Ancient Persians believed the twelve constellations in the Zodiac controlled the months of the year, and each ruled the earth for a thousand years at the end of which the sky and earth collapsed in chaos. Therefore, the number is identified with chaos and the reason Persians leave their houses to avoid bad luck on the thirteenth day of the Persian Calendar, a tradition called Sizdah Bedar.

In the Viking tradition, it is believed that Loki in the Norse pantheon was the 13th god—more specifically, Loki was believed to have engineered the murder of Balder, and was the 13th guest to arrive at the funeral.


  1. I just did some searching about the hangman's noose reference. I had heard that the number of loops was determined by the weight of the hangee. I couldn't find that reference. I did find that in actuallity, it was likely 6-8 loops rather than 13 that was used.

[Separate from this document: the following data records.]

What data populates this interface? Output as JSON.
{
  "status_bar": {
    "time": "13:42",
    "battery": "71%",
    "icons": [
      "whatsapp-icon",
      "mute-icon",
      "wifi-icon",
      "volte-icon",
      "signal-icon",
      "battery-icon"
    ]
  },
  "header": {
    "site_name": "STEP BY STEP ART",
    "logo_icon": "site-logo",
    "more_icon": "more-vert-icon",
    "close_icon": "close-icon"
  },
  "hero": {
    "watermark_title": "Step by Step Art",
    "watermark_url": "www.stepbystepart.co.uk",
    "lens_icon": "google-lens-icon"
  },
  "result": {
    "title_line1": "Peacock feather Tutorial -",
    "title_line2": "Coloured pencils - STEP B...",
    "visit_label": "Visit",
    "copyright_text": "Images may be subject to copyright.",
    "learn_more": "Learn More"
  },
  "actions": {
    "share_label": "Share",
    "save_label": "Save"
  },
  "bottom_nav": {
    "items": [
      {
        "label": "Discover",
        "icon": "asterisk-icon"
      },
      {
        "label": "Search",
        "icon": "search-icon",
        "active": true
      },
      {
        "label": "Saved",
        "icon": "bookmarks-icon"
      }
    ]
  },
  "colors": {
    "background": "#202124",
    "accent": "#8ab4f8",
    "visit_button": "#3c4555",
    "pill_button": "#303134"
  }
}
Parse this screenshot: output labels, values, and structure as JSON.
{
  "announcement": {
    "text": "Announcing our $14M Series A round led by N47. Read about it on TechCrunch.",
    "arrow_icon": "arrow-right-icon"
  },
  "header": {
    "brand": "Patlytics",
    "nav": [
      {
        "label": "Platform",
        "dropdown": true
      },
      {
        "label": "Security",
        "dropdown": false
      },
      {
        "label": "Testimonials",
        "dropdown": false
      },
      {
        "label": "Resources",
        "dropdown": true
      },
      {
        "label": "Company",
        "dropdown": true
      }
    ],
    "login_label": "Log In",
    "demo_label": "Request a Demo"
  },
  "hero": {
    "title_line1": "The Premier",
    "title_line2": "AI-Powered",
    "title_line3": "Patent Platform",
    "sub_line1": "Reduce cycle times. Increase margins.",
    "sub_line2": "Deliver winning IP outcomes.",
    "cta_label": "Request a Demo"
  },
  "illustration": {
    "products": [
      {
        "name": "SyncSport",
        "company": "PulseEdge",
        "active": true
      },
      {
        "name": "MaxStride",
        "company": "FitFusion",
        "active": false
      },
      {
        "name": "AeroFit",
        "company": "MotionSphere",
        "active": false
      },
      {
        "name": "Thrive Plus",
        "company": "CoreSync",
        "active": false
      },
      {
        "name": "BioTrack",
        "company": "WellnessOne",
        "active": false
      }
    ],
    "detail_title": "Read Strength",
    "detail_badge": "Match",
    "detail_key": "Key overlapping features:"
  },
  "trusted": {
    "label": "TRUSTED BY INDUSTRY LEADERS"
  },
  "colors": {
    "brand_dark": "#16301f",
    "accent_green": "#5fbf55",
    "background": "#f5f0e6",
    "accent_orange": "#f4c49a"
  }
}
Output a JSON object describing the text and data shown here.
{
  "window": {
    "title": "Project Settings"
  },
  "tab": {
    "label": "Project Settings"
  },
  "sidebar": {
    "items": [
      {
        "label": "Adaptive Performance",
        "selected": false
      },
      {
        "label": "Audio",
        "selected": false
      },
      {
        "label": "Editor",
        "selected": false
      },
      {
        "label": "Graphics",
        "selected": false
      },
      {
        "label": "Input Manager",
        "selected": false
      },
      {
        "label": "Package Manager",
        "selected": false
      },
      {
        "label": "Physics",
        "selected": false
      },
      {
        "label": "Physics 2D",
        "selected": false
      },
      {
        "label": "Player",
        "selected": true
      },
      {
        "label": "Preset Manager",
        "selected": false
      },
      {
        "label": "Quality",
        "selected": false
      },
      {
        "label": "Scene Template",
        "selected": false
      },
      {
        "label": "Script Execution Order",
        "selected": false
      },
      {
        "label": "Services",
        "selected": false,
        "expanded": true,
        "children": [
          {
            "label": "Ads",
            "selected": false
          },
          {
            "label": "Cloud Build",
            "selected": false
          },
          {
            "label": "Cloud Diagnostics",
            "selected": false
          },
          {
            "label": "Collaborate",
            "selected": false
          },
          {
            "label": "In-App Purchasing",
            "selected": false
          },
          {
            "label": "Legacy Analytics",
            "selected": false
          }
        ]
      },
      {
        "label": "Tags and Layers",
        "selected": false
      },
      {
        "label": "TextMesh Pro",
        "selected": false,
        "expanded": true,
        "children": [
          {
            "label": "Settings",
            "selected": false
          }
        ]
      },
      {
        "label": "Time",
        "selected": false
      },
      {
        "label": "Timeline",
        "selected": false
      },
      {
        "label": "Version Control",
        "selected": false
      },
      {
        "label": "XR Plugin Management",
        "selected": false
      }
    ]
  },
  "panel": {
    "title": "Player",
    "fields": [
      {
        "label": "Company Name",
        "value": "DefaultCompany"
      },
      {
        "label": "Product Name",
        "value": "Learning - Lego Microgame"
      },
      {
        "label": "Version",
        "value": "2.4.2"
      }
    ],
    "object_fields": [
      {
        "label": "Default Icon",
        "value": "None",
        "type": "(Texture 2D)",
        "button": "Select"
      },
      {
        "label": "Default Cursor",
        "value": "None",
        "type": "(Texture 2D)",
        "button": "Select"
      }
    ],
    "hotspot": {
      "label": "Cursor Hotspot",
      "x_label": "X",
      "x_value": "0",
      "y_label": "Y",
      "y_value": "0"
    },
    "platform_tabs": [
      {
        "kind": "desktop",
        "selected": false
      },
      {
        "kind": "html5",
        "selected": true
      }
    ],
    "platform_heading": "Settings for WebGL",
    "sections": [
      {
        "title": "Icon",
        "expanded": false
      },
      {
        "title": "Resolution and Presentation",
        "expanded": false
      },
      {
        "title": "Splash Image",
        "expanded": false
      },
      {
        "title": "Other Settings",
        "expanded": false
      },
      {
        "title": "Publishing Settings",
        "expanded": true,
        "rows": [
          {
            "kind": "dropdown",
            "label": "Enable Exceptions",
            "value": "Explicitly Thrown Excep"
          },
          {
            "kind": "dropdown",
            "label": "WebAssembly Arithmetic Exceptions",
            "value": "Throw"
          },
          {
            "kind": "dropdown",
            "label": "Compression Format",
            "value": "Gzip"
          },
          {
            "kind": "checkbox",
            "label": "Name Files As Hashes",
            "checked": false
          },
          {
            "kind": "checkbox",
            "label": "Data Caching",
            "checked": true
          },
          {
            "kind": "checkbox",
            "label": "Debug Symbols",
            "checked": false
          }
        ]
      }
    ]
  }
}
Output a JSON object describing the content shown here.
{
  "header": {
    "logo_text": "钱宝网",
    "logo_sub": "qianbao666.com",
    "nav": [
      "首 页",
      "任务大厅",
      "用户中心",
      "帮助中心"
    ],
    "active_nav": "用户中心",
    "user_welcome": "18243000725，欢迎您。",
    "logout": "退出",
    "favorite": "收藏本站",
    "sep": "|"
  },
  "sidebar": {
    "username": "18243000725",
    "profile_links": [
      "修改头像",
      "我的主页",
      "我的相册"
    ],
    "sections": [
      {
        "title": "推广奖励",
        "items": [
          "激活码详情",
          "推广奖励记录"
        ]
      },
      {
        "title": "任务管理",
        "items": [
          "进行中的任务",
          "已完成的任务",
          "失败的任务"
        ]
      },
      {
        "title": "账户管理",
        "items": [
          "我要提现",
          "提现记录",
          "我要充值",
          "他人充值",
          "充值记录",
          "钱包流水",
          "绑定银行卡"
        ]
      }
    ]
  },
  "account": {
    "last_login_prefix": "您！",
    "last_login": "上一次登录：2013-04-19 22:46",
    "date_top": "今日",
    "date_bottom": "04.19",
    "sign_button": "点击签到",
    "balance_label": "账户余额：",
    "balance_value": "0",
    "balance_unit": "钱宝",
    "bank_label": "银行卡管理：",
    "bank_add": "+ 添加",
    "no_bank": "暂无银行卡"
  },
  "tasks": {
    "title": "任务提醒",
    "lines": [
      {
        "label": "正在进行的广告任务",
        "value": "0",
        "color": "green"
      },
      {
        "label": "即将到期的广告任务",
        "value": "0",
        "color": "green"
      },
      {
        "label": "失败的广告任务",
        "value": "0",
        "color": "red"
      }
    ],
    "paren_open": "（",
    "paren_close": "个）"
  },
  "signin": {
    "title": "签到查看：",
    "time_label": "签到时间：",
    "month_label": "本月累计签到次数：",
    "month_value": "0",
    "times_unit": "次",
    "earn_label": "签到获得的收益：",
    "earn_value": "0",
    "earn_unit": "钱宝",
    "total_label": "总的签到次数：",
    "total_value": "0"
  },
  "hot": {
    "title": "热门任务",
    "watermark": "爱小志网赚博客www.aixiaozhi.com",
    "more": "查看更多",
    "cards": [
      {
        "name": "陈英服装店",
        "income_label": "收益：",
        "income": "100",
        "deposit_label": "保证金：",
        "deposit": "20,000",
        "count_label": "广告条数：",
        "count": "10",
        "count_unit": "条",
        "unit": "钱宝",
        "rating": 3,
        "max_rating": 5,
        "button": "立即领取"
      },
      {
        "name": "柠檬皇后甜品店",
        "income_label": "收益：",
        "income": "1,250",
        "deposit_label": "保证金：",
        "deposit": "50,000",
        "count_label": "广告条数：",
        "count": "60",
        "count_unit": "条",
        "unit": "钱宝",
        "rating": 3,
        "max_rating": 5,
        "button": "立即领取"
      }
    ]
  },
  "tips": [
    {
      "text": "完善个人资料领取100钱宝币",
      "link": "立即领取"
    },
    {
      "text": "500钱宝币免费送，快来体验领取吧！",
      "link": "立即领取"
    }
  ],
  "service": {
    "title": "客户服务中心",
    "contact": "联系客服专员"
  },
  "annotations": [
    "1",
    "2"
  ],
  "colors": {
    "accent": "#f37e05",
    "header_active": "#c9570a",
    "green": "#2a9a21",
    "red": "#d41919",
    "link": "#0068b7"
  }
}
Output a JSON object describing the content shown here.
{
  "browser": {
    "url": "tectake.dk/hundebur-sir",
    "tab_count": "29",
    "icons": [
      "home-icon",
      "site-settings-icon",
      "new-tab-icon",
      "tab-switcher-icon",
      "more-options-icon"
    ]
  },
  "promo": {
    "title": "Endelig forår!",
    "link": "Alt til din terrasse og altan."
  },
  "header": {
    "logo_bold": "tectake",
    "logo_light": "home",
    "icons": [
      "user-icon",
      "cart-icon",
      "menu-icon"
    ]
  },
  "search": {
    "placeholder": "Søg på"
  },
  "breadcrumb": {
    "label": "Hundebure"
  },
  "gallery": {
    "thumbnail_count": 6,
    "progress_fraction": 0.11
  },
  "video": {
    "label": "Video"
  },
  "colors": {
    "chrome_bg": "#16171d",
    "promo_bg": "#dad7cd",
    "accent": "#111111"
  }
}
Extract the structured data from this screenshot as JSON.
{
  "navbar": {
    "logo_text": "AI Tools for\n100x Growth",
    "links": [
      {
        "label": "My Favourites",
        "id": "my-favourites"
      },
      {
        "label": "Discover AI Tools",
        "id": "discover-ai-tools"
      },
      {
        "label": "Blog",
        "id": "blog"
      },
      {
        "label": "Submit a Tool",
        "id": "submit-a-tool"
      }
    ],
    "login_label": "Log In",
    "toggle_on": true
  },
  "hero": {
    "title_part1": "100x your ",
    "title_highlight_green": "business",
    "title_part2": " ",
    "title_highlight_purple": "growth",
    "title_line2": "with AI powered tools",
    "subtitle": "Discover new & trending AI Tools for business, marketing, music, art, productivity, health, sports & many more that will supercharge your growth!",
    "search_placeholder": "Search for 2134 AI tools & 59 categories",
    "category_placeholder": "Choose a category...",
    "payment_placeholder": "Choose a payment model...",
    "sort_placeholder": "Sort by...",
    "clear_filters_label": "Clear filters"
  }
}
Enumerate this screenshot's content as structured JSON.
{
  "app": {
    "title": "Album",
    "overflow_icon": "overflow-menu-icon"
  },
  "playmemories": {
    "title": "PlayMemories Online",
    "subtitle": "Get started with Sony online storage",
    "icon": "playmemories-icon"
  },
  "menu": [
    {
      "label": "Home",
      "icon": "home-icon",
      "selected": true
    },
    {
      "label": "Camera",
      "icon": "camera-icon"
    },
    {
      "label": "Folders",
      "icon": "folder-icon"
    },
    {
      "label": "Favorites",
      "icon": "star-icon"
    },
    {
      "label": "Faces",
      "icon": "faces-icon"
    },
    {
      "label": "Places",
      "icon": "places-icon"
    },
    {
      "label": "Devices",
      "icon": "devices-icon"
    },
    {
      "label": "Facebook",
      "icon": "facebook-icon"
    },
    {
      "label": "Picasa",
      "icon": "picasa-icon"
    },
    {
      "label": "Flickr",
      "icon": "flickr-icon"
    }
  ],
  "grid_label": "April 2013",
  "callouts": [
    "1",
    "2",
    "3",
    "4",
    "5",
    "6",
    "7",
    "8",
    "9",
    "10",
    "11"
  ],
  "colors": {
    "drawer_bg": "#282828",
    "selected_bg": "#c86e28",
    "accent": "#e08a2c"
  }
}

    My own understanding, and admitted prejudice, is the reference with femininity. Thirteen has been sacred to women and all who honor the Divine Feminine since there have been records of that kind of thing. When the Roman Catholic Church dominated the European world, they did as much as possible to hide any possibillity that anyone might remember women in power or the Divine Feminine.

    So not only was the number demonized, but the true reason for it's demonization was hidden in a bunch of other ideas about why it was done.

  2. addition, the Moon has always been sacred to women and those who honor the Divine Feminine. This is likely because of the correspondence between menstral cycles and full moons...13 of each in a year.

    When one couples this with Friday, we get the unlucky Friday the 13th. This actually adds more credence to the anti-Feminine agenda for demonizing 13. Friday is a mondernization of the original name for the day. This original name can be translated to "Frigg's Day".

    Frigg was a Scandinavian/Norse Goddess,often compared to Venus in the Roman pantheon. This makes Friday the only day named for a Goddess. The double-whammy of two Feminine references on this day makes this day extremely unlucky for those who want to deny/denigrate Femininity...or very lucky and sacred for the rest of us. :)